Print every entry again exactly, with no pictures.

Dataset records
──────────────────────────────
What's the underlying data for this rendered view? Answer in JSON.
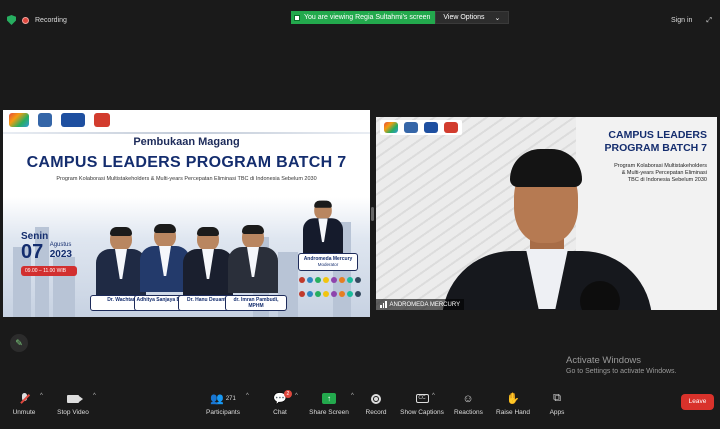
{
  "topbar": {
    "recording_label": "Recording",
    "viewing_banner": "You are viewing Regia Sultahmi's screen",
    "view_options_label": "View Options",
    "sign_in_label": "Sign in",
    "minimize_label": "Hide"
  },
  "slide": {
    "title_small": "Pembukaan Magang",
    "title_big": "CAMPUS LEADERS PROGRAM BATCH 7",
    "subtitle": "Program Kolaborasi Multistakeholders & Multi-years Percepatan Eliminasi TBC di Indonesia Sebelum 2030",
    "day": "Senin",
    "date_day": "07",
    "month": "Agustus",
    "year": "2023",
    "time": "09.00 – 11.00 WIB",
    "speakers": [
      {
        "name": "Dr. Wachtar",
        "role": ""
      },
      {
        "name": "Adhitya Sanjaya Budiko",
        "role": ""
      },
      {
        "name": "Dr. Hanu Deuantro",
        "role": ""
      },
      {
        "name": "dr. Imran Pambudi, MPHM",
        "role": ""
      }
    ],
    "moderator_name": "Andromeda Mercury",
    "moderator_role": "Moderator"
  },
  "video": {
    "title_line1": "CAMPUS LEADERS",
    "title_line2": "PROGRAM BATCH 7",
    "sub_line1": "Program Kolaborasi Multistakeholders",
    "sub_line2": "& Multi-years Percepatan Eliminasi",
    "sub_line3": "TBC di Indonesia Sebelum 2030",
    "participant_name": "ANDROMEDA MERCURY"
  },
  "activate": {
    "line1": "Activate Windows",
    "line2": "Go to Settings to activate Windows."
  },
  "toolbar": {
    "unmute": "Unmute",
    "stop_video": "Stop Video",
    "participants": "Participants",
    "participants_count": "271",
    "chat": "Chat",
    "chat_badge": "2",
    "share_screen": "Share Screen",
    "record": "Record",
    "show_captions": "Show Captions",
    "reactions": "Reactions",
    "raise_hand": "Raise Hand",
    "apps": "Apps",
    "leave": "Leave"
  },
  "colors": {
    "background": "#1a1a1a",
    "banner_green": "#23a94d",
    "leave_red": "#d9322b",
    "title_navy": "#142d6e"
  }
}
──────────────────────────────
Task answer:
What's the underlying data for this rendered view? Answer in JSON.
{
  "topbar": {
    "recording_label": "Recording",
    "viewing_banner": "You are viewing Regia Sultahmi's screen",
    "view_options_label": "View Options",
    "sign_in_label": "Sign in",
    "minimize_label": "Hide"
  },
  "slide": {
    "title_small": "Pembukaan Magang",
    "title_big": "CAMPUS LEADERS PROGRAM BATCH 7",
    "subtitle": "Program Kolaborasi Multistakeholders & Multi-years Percepatan Eliminasi TBC di Indonesia Sebelum 2030",
    "day": "Senin",
    "date_day": "07",
    "month": "Agustus",
    "year": "2023",
    "time": "09.00 – 11.00 WIB",
    "speakers": [
      {
        "name": "Dr. Wachtar",
        "role": ""
      },
      {
        "name": "Adhitya Sanjaya Budiko",
        "role": ""
      },
      {
        "name": "Dr. Hanu Deuantro",
        "role": ""
      },
      {
        "name": "dr. Imran Pambudi, MPHM",
        "role": ""
      }
    ],
    "moderator_name": "Andromeda Mercury",
    "moderator_role": "Moderator"
  },
  "video": {
    "title_line1": "CAMPUS LEADERS",
    "title_line2": "PROGRAM BATCH 7",
    "sub_line1": "Program Kolaborasi Multistakeholders",
    "sub_line2": "& Multi-years Percepatan Eliminasi",
    "sub_line3": "TBC di Indonesia Sebelum 2030",
    "participant_name": "ANDROMEDA MERCURY"
  },
  "activate": {
    "line1": "Activate Windows",
    "line2": "Go to Settings to activate Windows."
  },
  "toolbar": {
    "unmute": "Unmute",
    "stop_video": "Stop Video",
    "participants": "Participants",
    "participants_count": "271",
    "chat": "Chat",
    "chat_badge": "2",
    "share_screen": "Share Screen",
    "record": "Record",
    "show_captions": "Show Captions",
    "reactions": "Reactions",
    "raise_hand": "Raise Hand",
    "apps": "Apps",
    "leave": "Leave"
  },
  "colors": {
    "background": "#1a1a1a",
    "banner_green": "#23a94d",
    "leave_red": "#d9322b",
    "title_navy": "#142d6e"
  }
}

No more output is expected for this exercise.